Basic Characteristics Of A Good Software Application

This is an English translation to an article that I’ve written two years ago. It was published in the Computer Report which is the monthly magazine of  Iran informatics society.

This article concerns about the role of simplicity of a software application and it’s effect on user’s expectations.

Introduction
It looks difficult to define a good software system because of different manners and highly contrasted approaches of users. However, I am just looking for an overall definition without drilling down into the details. I think this approach makes us enable to define how good a software application could be.

A Good Software Application
A Good software application satisfies it’s users. User satisfaction is related to the size and scale of the application. It almost is a reversely proportion. Because a large, complex and expensive application that claims more services increases the user’s expectations.
There are complex situations that may happen when a user interacts with an application. Obviously complex scenarios and multiple options make it difficult to satisfy user. To clarify this matter, I’ve just used three samples:

First Comparison, Application Servers
I’ve worked with IBM Websphere some years ago. I believe it doesn’t have more competitive advantages over something light and simple such as Apache Tomcat in a real world. IBM WebSphere is expensive, lazy, heavy to load and needs much more configuration steps to be ready and finally it is slower than Apache Tomcat which is a free product. Of course WebSphere has many features, However they aren’t necessary for many projects.

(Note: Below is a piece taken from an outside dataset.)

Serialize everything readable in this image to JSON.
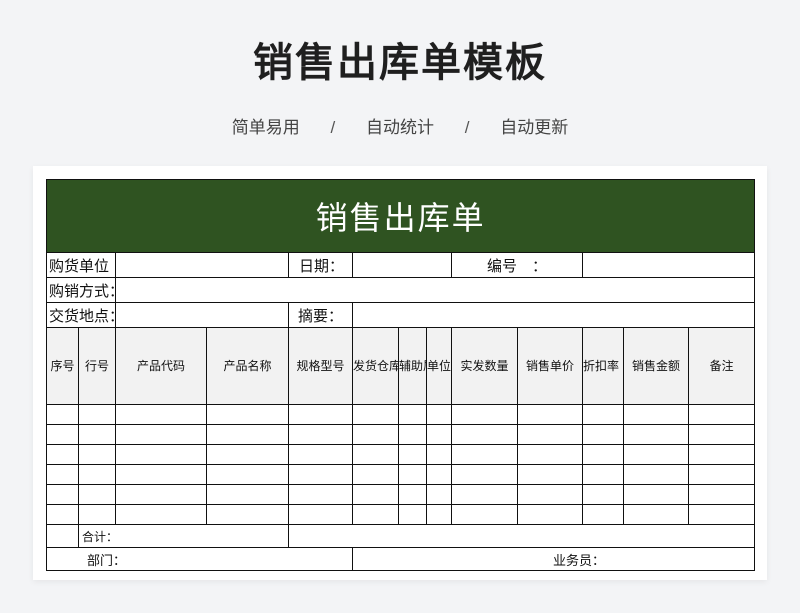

Second Comparison, Databases
Everybody knows that Oracle database is an advanced and reliable database. It is pretty well-known. However, it needs a lot of knowledge and resources to get started. It uses a complex object oriented SQL language! It provides advanced recovery procedures. It is much faster than it’s competitors such as IBM DB2 and MS-SQLServer based on my experience. In one word, Oracle database is just brilliant. However you have to pay much more than it’s real value to use Oracle database in compare with MySQL which is free and fast starting, simple to use and more friendly to developers. Oracle’s database serves lot of services that increases your expectations. In contrast, MySQL just servers the functionalities that you really need and nothing more. I myself have worked with DB2, Oracle and SQLServer among the years and I believe MySQL is a key product that increases the chance of success of the projects in compare with those giant complex heavy tools.

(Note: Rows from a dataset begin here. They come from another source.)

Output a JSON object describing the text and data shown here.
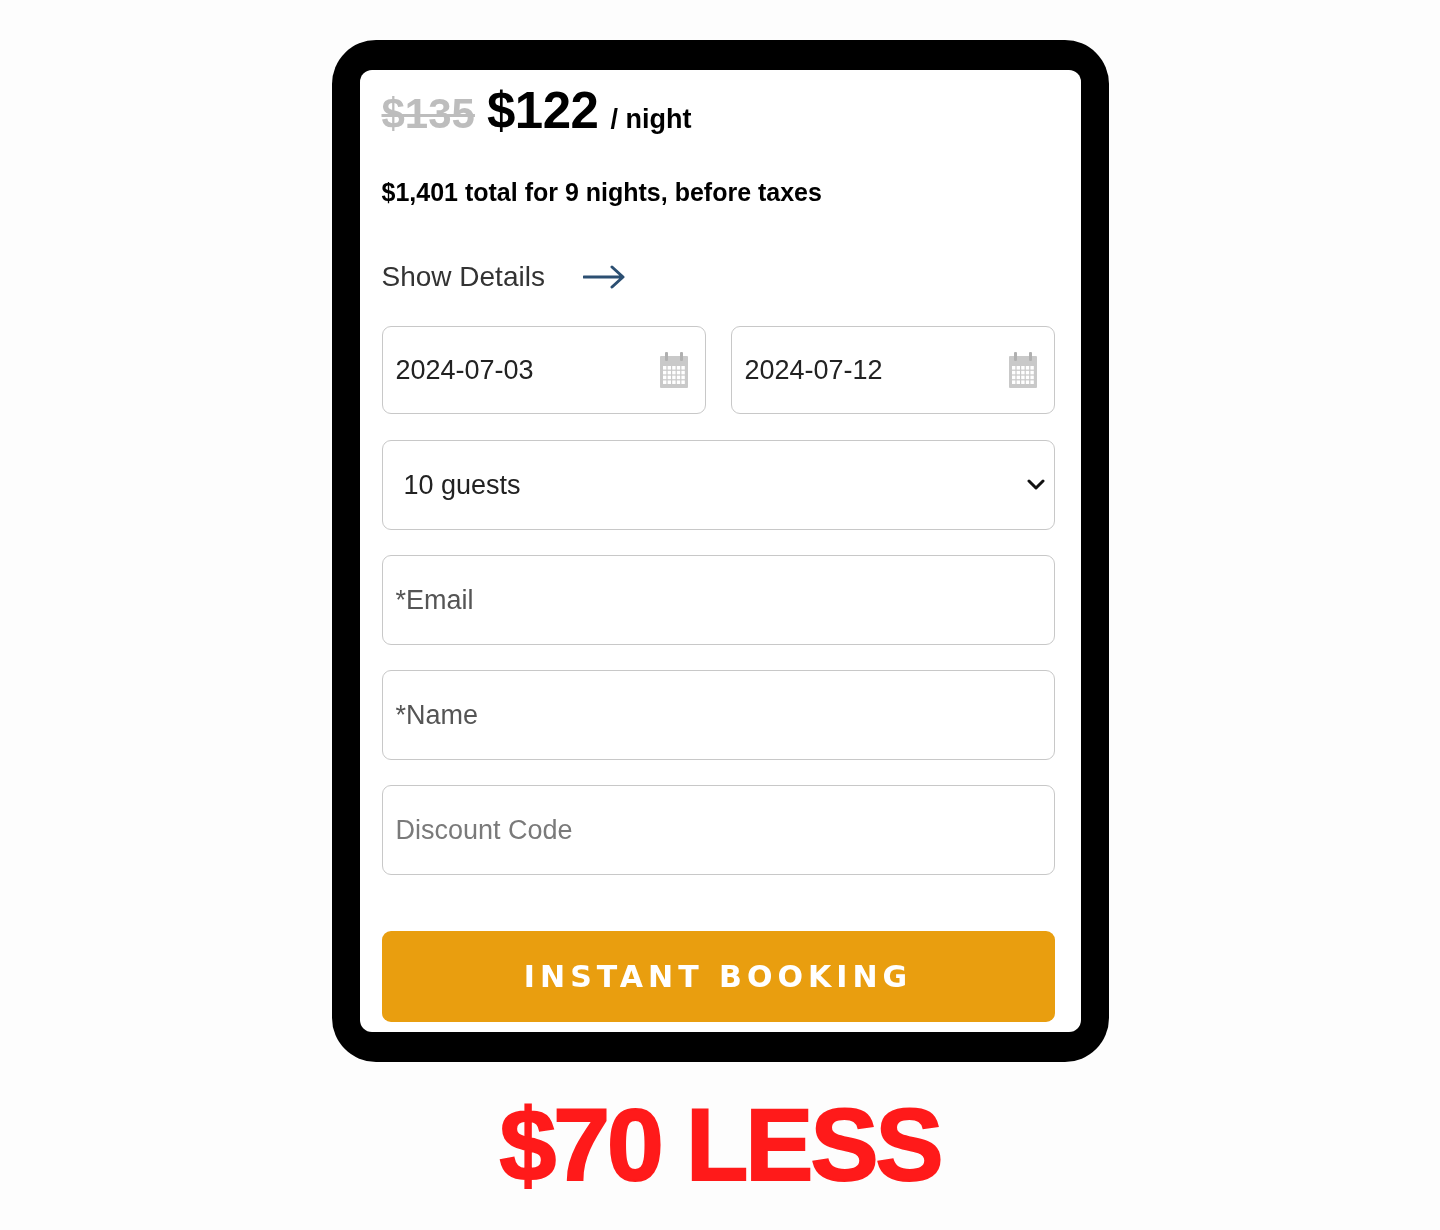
{
  "listing": {
    "original_price": "$135",
    "price": "$122",
    "unit": "/ night",
    "total": "$1,401 total for 9 nights, before taxes",
    "details_link": "Show Details"
  },
  "form": {
    "dates": [
      {
        "value": "2024-07-03"
      },
      {
        "value": "2024-07-12"
      }
    ],
    "guests": {
      "value": "10 guests"
    },
    "fields": [
      {
        "placeholder": "*Email",
        "required": true
      },
      {
        "placeholder": "*Name",
        "required": true
      },
      {
        "placeholder": "Discount Code",
        "required": false
      }
    ],
    "submit": "INSTANT BOOKING"
  },
  "caption": "$70 LESS"
}
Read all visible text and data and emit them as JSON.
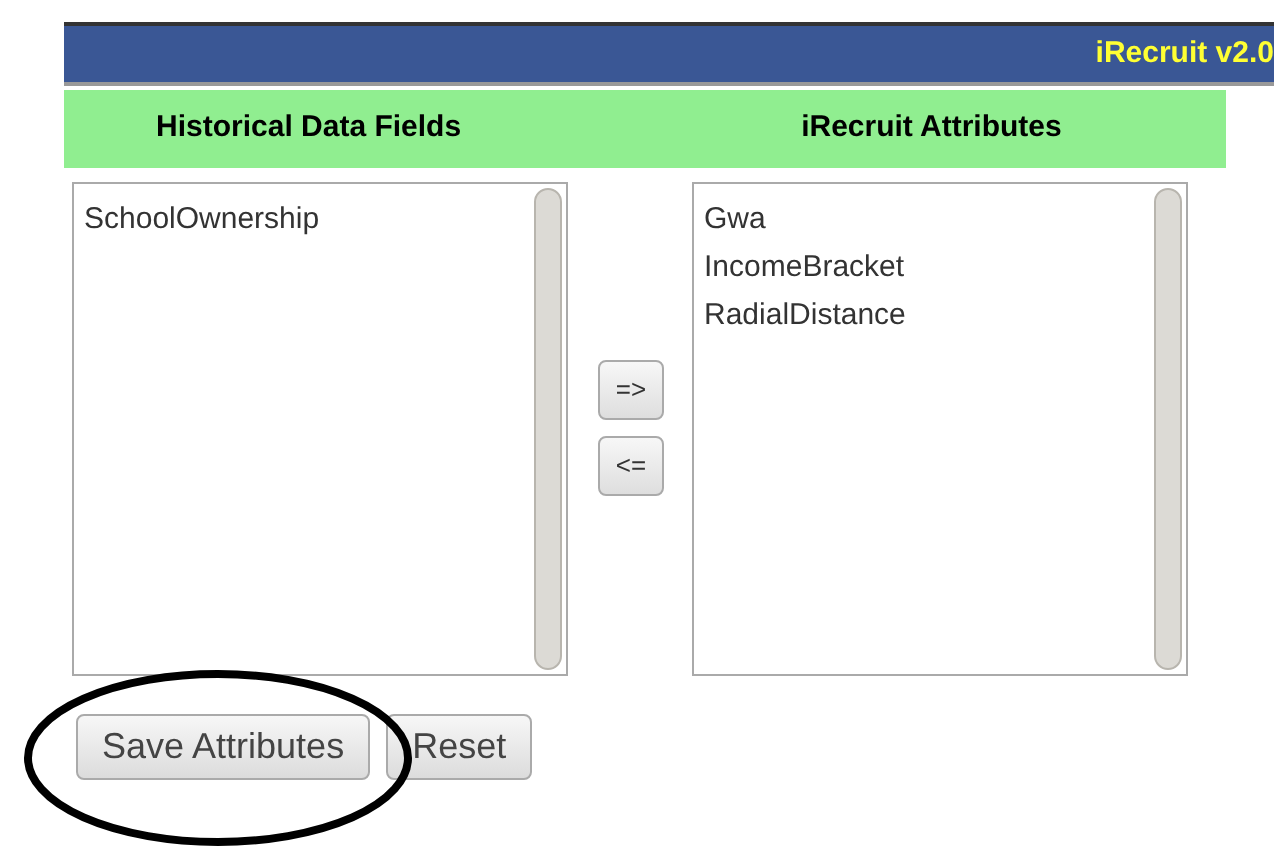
{
  "header": {
    "title": "iRecruit v2.0"
  },
  "columns": [
    "Historical Data Fields",
    "iRecruit Attributes"
  ],
  "historical_fields": [
    "SchoolOwnership"
  ],
  "irecruit_attributes": [
    "Gwa",
    "IncomeBracket",
    "RadialDistance"
  ],
  "move_buttons": [
    "=>",
    "<="
  ],
  "buttons": [
    "Save Attributes",
    "Reset"
  ],
  "annotation": {
    "kind": "ellipse"
  }
}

Third Comparison, Wordprocessors
The last example is the most interesting one. OpenOffice is a multi-platform, multilingual office suiteand an open-source project which is compatible with all other major office suites. It is free to download with a lot of features. But, in Ubuntu Linux I used to write by nano or Geany which are pretty faster and simpler to use. In Mac OS X users almost prefer to use TextMate or TextEdit. Even NeoOffice that is another implementation of OpenOffice is more easier to apply than OpenOffice, itself. I believe this is because NeoOffice becomes more similar to Mac applications which are all about simplification of doing things. Mac knows how to hide extra options and features to provide simpler interface for hardware and software. I think convention over configuration which is using widely by modern frameworks is just somehow hiding extra options that confuses user.

Simple Guidelines To Develop Better Application
I’ve defined two formulas to show the relation of user satisfaction and application size and price. These are not mathematical aspects and I just want to show the relation of parameters.

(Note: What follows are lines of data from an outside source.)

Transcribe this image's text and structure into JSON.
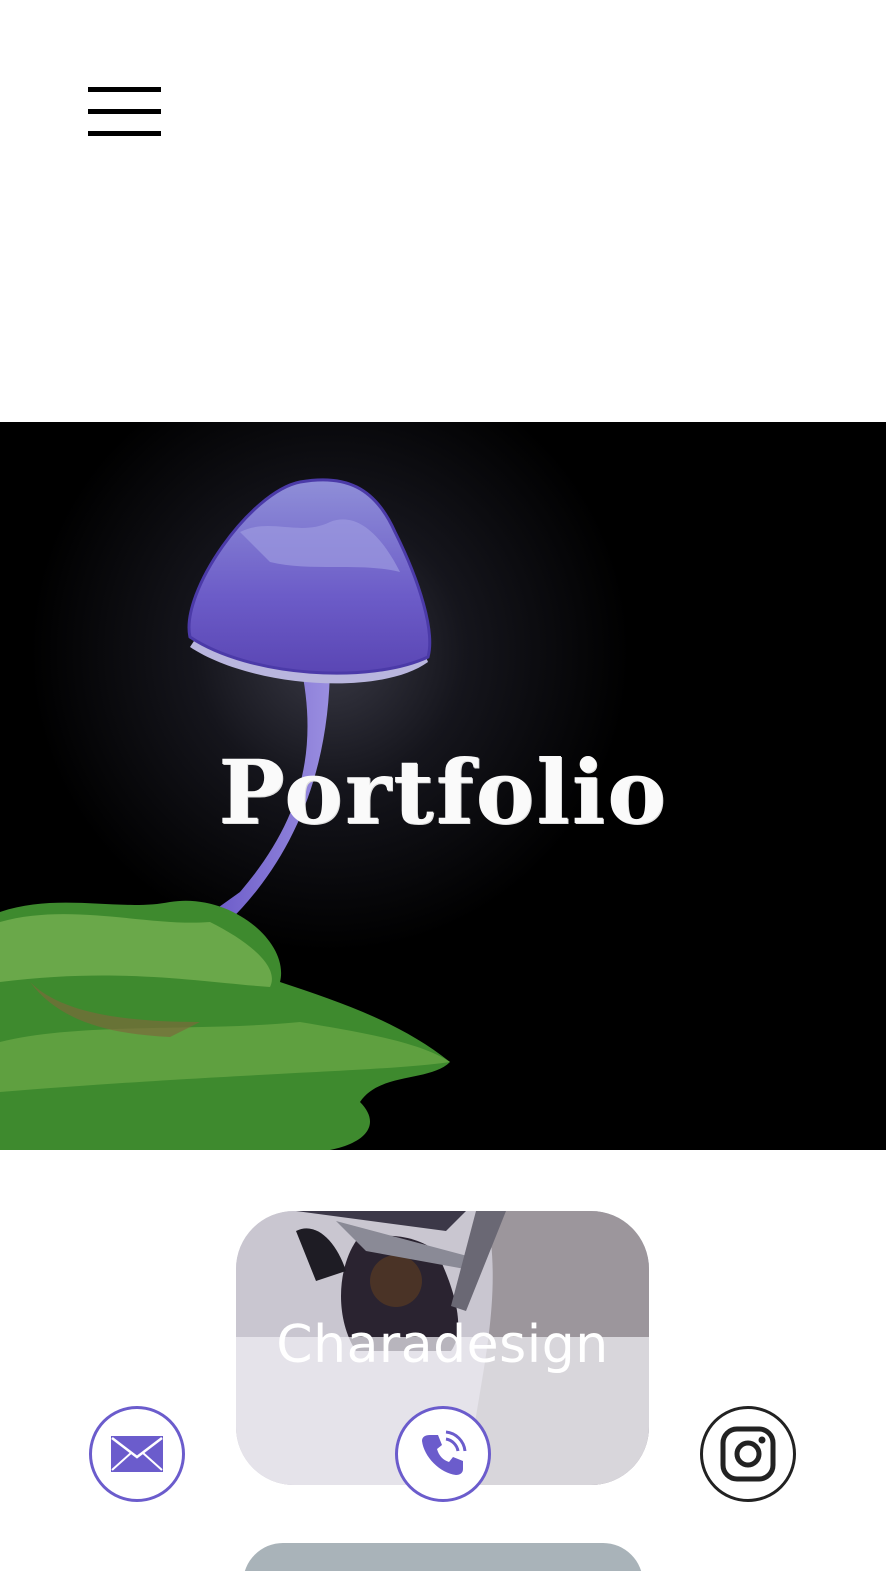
{
  "header": {
    "menu_icon": "hamburger-menu-icon"
  },
  "hero": {
    "title": "Portfolio",
    "background_color": "#000000"
  },
  "gallery": {
    "cards": [
      {
        "label": "Charadesign"
      }
    ]
  },
  "social": {
    "mail_icon": "mail-icon",
    "phone_icon": "phone-icon",
    "instagram_icon": "instagram-icon",
    "accent_color": "#6b5ccc"
  }
}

First formula shows how application size and it’s cost are effective on user’s expectations:

User expectations is directly proportion to (Amount Of Features * Application Cost)

And second formula defines how it is important to minimize user expectations, to increase user’s satisfaction without paying much:

User satisfaction is directly proportion to (User Satisfied Expectations/Entire User Expectations)

Note: User satisfaction is inversely proportion to amount of features and services (application size) which the producer claims and the cost of those services.

The followings are simple guidelines for developing a good application:

  • A good application is not necessarily the bigger one.
  • A simple application has more chance to satisfy it’s users over a complex one.
  • Cheaper application almost satisfy user easier than an expensive one.
  • Reducing features or at least hiding them helps to reduce user expectations.

User chooses better application by experience. So let him have cool experience with your application.

This entry was posted in Open Source, Software Engineering, Software Market Demands. Bookmark the permalink.

Leave a Reply